Problem to work on: Every line below needs to be returned exactly as written.

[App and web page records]
-.-.-
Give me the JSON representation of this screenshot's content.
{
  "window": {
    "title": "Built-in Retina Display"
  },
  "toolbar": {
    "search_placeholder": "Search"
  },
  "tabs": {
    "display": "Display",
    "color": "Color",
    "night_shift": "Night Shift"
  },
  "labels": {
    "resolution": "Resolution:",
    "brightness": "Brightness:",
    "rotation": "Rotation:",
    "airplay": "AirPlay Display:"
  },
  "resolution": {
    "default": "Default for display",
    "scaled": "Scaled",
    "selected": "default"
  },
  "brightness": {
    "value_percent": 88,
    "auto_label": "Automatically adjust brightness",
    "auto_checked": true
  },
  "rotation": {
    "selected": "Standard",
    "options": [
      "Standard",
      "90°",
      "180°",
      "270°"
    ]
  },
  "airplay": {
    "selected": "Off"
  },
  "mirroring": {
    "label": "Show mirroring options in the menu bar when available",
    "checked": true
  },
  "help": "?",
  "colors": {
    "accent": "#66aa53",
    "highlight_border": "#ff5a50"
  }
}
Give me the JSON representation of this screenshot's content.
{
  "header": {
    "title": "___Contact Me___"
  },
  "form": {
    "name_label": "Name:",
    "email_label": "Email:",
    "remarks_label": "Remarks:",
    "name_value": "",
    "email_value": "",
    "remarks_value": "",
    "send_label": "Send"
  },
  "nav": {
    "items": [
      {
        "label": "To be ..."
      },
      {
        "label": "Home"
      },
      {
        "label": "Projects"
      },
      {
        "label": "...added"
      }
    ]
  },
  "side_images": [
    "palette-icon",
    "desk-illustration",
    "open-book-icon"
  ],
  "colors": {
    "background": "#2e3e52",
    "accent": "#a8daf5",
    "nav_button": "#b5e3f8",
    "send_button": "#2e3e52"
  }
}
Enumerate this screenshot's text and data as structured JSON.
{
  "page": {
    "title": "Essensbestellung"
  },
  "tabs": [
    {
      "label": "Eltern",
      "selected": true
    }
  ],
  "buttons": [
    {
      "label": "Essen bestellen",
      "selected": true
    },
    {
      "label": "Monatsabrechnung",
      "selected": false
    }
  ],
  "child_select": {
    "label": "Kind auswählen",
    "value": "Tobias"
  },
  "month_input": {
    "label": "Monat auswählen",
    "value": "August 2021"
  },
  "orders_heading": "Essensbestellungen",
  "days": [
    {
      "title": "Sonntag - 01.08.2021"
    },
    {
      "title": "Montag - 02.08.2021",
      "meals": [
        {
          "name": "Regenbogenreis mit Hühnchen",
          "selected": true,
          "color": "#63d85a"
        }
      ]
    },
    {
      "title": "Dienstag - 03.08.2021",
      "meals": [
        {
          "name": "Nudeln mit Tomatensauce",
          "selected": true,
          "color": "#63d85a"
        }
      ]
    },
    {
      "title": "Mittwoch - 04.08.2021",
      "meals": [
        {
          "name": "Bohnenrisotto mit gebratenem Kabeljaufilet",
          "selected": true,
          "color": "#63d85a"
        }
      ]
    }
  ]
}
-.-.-
Completed exercise:
Give me the JSON representation of this screenshot's content.
{
  "window": {
    "title": "Built-in Retina Display"
  },
  "toolbar": {
    "search_placeholder": "Search"
  },
  "tabs": {
    "display": "Display",
    "color": "Color",
    "night_shift": "Night Shift"
  },
  "labels": {
    "resolution": "Resolution:",
    "brightness": "Brightness:",
    "rotation": "Rotation:",
    "airplay": "AirPlay Display:"
  },
  "resolution": {
    "default": "Default for display",
    "scaled": "Scaled",
    "selected": "default"
  },
  "brightness": {
    "value_percent": 88,
    "auto_label": "Automatically adjust brightness",
    "auto_checked": true
  },
  "rotation": {
    "selected": "Standard",
    "options": [
      "Standard",
      "90°",
      "180°",
      "270°"
    ]
  },
  "airplay": {
    "selected": "Off"
  },
  "mirroring": {
    "label": "Show mirroring options in the menu bar when available",
    "checked": true
  },
  "help": "?",
  "colors": {
    "accent": "#66aa53",
    "highlight_border": "#ff5a50"
  }
}
Give me the JSON representation of this screenshot's content.
{
  "header": {
    "title": "___Contact Me___"
  },
  "form": {
    "name_label": "Name:",
    "email_label": "Email:",
    "remarks_label": "Remarks:",
    "name_value": "",
    "email_value": "",
    "remarks_value": "",
    "send_label": "Send"
  },
  "nav": {
    "items": [
      {
        "label": "To be ..."
      },
      {
        "label": "Home"
      },
      {
        "label": "Projects"
      },
      {
        "label": "...added"
      }
    ]
  },
  "side_images": [
    "palette-icon",
    "desk-illustration",
    "open-book-icon"
  ],
  "colors": {
    "background": "#2e3e52",
    "accent": "#a8daf5",
    "nav_button": "#b5e3f8",
    "send_button": "#2e3e52"
  }
}
Enumerate this screenshot's text and data as structured JSON.
{
  "page": {
    "title": "Essensbestellung"
  },
  "tabs": [
    {
      "label": "Eltern",
      "selected": true
    }
  ],
  "buttons": [
    {
      "label": "Essen bestellen",
      "selected": true
    },
    {
      "label": "Monatsabrechnung",
      "selected": false
    }
  ],
  "child_select": {
    "label": "Kind auswählen",
    "value": "Tobias"
  },
  "month_input": {
    "label": "Monat auswählen",
    "value": "August 2021"
  },
  "orders_heading": "Essensbestellungen",
  "days": [
    {
      "title": "Sonntag - 01.08.2021"
    },
    {
      "title": "Montag - 02.08.2021",
      "meals": [
        {
          "name": "Regenbogenreis mit Hühnchen",
          "selected": true,
          "color": "#63d85a"
        }
      ]
    },
    {
      "title": "Dienstag - 03.08.2021",
      "meals": [
        {
          "name": "Nudeln mit Tomatensauce",
          "selected": true,
          "color": "#63d85a"
        }
      ]
    },
    {
      "title": "Mittwoch - 04.08.2021",
      "meals": [
        {
          "name": "Bohnenrisotto mit gebratenem Kabeljaufilet",
          "selected": true,
          "color": "#63d85a"
        }
      ]
    }
  ]
}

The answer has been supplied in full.